Depending on the dynamic range within the scene, different exposure brackets may be required. If just a little more detail is desired in bright and dark areas, it can be sufficient to over- and underexpose for one exposure value. Combined with a default exposure (0 EV) there will be three resulting exposures (-1 EV / 0 EV / +1 EV). To capture the largest dynamic range, it is usually recommended to use a -2 EV / 0 EV / +2 EV exposure bracket series. There are two ways to control the exposures.
- automatic exposure bracketing If your camera features automatic exposure bracketing (called AEB on Canon cameras), it is recommended to use it. The automatic exposure bracketing menu usually allows to choose the additional exposure stops. Some camera models even provide exposure brackets of more than three exposure stops, expanding the dynamic range even more. The automatic exposure bracketing will shoot the photos in a quick sequence by just pressing the trigger once. (note: some Canon cameras will not shoot a sequence unless a self-timer is used!).
- manual exposure bracketing

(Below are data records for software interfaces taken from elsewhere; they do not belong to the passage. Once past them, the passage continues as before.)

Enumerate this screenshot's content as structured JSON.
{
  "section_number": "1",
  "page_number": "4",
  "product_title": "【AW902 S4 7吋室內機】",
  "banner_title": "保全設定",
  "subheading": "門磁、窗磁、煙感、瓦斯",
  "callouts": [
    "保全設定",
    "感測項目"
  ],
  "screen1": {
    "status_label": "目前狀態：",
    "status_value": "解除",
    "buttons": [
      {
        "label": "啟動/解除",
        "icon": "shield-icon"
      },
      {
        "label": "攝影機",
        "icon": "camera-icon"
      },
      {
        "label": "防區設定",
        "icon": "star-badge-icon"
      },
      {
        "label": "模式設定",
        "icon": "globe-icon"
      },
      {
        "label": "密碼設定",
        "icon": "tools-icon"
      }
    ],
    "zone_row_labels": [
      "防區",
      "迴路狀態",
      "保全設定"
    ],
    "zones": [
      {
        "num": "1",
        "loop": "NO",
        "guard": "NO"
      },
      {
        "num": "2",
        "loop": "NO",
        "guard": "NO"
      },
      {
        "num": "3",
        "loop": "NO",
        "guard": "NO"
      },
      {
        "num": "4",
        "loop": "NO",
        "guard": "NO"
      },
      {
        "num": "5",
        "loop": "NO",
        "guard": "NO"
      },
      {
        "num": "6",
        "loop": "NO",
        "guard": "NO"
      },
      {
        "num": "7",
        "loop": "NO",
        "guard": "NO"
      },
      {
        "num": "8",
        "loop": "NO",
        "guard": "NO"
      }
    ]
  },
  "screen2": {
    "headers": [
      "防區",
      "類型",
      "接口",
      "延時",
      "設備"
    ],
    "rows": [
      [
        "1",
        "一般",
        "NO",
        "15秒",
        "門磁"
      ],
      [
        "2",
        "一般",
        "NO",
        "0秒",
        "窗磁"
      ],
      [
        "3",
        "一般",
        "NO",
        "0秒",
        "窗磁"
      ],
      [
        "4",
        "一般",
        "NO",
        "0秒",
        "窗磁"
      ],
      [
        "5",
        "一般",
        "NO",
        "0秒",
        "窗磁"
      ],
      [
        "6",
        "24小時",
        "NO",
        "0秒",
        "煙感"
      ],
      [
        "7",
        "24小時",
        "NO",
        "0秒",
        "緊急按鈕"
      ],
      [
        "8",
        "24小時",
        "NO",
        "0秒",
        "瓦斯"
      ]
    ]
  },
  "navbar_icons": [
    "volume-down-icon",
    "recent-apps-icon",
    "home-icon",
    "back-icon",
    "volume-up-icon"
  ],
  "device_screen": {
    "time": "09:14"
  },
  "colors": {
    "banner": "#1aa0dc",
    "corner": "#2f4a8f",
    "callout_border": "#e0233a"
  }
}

–ZZ–ZZ–ZZ–ZZ–If you don’t have AEB, then take a photo, adjust the shutter speed one or two stops faster (i.e. if you’re at 1/250 sec, go to 1/500 or 1/1000 sec), take a photo, then adjust it one or two stops slower than your original shutter speed (i.e. if you were at 1/250 sec, then set it to 1/125 or 1/60 sec), and take another photo. You will now have three photographs: one overexposed, one underexposed, and one normal. Manual exposure bracketing can be more time-consuming and require the scenes to be extremely static, however it allows more exposures than automatic exposure bracketing as many cameras simply allow three brackets. Also, manual exposure allows some more experiments with the scenes, such as adding light to one image and leaving light on another, merging all parts in post-processing software later. The more source images you have the better.
Important: Autofocus off. The focus may not change between the images!
It is recommended to shoot in RAW format. Most post-processing software can handle RAW files, and the extra bit rate can pay off in some scenes.
5. Shutter release
Releasing the shutter by simply pressing it on the camera can cause the tripod to vibrate. This can result in the exposure bracket series to be slightly unaligned. For this reason it is recommended to use the self-timer function of the camera, giving the tripod enough time to decay the vibrations until the exposure bracket series begins. An alternative to the self-timer is a wireless remote shutter release that can trigger the camera without touching it. There is also various software available for Smartphones that can be connected with Cameras via USB cable or wireless channel, if available on the camera. It can be of some advantage to control all camera settings via Smartphone – especially when manual exposure bracketing is the method of choice – to avoid the tripod to move when changing the settings.
6. Software Post-Processing
The last and most creative step is to create and tone-map the actual HDR Photo.
- Manual Post-Processing
- Automatic Post-Processing: Photomatix Pro
Having compared many post-processing programs in the past, I can highly recommend Photomatix Pro (www.hdrsoft.com) as a professional tool to create stunning HDR pictures.
Here is some basic information on Photomatix Pro:
- available for Windows and Mac
- older versions can be downloaded for compatibility reasons
- example images can be downloaded for tone-mapping attempts
- the website features an informative resource area with a collection of online articles and professional tutorials on HDR photography.
- excellent program documentation including a changelog, user manual with step by step explanations, in-application explanations of features etc.
- also comes in a light version (Photomatix Essentials) for a reduced price.
- easy to use
- allows batch-processing
- plugins for Photoshop and Lightroom available
- many pre-installed templates
- allows to save own templates
- allows to select the number of CPU cores used.
What it can do:
- creates HDR images
- tone mapping and fusion
- automatic alignment of handheld images
- automatic and manual de-ghosting
- reduction of noise and chromatic aberrations
Here is a short tutorial on how to create an HDR image using Photomatix Pro: